Cabinet Making is a craft I think, but restricting it is fine by me, not that many would be competent enough to do attempt cabinet making - the hierarchy in woodworking in terms of growing skill level runs Carpenter, Joiner, Cabinet Maker.
carpet laying ???
Neither a trade nor a profession.
etc etc ad nauseum........ what is so special about the architectural profession that it deserves special legislation to restrict????
If someone is at that stage in their life where buildings are merely used to support bodily function the importance of the built environment may be lost, but for the rest of us it is vitally important.
Even for people with little cerebral appreciation of buildings, they are aware of the support they bring to human activity.
We spend half our lives awake in homes or workplaces with another quarter in activities in recreational pursuits that are normally supported by buildings in some way, while the last quarter is spent sleeping - again usually in some sort of building.
Better built environments and buildings offer significantly increased life expectancy and quality of life - this is a given.
They do this all the time, 24/7/365 - I shouldn't ahve to explain this - you should know.
if a dodgy mechanic fecks up servicing a car, a person could pay with his/her life.... would that profession deserve to be regulated ahead of a profession that doesnt kill people (only careers)....
I have already confirmed that the trade of mechanic should be regulated.
In case you weren't aware [ where have you been for the last thirty years] badly designed buildings *do* kill people.
The quality of design here in Ireland tends to mitigate against such disasters but laypersons shouldn't go around assuming they know much about buildings any more than they should assume they are competent to carry out operations or prescribe medicine [Pharmacists take note].
The Hyatt Hotel Walkway collapse is probably the most famous collapse in America not attributed to a terrorist attack
http://mecholsky.mse.ufl.edu/EMA4913-14 ... rticle.pdf
In developed countries, where the technical expertise and knowledge is available, unscrupulous developers can put people's lives at risk:
http://en.wikipedia.org/wiki/Sampoong_D ... e_collapse
Buildings in many third world countries still do not meet international building code standards.
http://www.deccanherald.com/content/113 ... -toll.html
Deaths in Mombasa as building collapses http://www.youtube.com/watch?v=TNeHmxiygFc
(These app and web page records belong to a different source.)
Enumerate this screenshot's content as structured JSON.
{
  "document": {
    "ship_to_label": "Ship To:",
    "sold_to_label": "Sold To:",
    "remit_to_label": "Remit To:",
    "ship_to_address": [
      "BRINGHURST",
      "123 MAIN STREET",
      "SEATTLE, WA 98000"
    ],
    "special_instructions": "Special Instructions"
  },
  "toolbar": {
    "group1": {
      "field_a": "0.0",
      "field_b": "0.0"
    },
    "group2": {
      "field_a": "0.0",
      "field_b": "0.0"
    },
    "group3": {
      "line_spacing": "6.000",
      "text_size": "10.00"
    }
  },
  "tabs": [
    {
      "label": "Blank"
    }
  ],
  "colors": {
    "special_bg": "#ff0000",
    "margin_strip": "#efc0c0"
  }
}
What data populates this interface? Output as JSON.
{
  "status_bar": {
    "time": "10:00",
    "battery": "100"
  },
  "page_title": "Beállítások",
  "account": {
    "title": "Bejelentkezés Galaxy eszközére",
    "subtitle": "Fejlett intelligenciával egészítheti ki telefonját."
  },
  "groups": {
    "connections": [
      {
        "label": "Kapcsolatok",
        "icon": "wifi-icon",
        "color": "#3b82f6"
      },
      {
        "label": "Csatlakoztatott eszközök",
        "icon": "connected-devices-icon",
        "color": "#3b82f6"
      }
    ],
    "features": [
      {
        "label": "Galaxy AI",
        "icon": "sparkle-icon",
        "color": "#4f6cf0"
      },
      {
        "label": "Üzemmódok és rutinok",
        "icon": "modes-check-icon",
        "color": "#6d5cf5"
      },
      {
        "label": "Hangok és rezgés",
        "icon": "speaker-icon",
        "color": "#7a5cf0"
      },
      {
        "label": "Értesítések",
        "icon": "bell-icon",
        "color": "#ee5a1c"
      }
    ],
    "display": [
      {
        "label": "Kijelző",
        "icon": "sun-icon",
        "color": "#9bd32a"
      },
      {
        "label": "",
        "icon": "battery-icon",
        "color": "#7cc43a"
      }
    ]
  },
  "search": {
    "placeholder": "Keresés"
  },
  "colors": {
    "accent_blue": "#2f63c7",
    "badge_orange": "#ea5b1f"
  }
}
http://www.stardustsupport.com/cms/inde ... &Itemid=37
At least do some cursory reading up on the subject before commenting.
oh and ONQ, what exactly is an Architects "tied agent"?
They provide services to them, not to the public.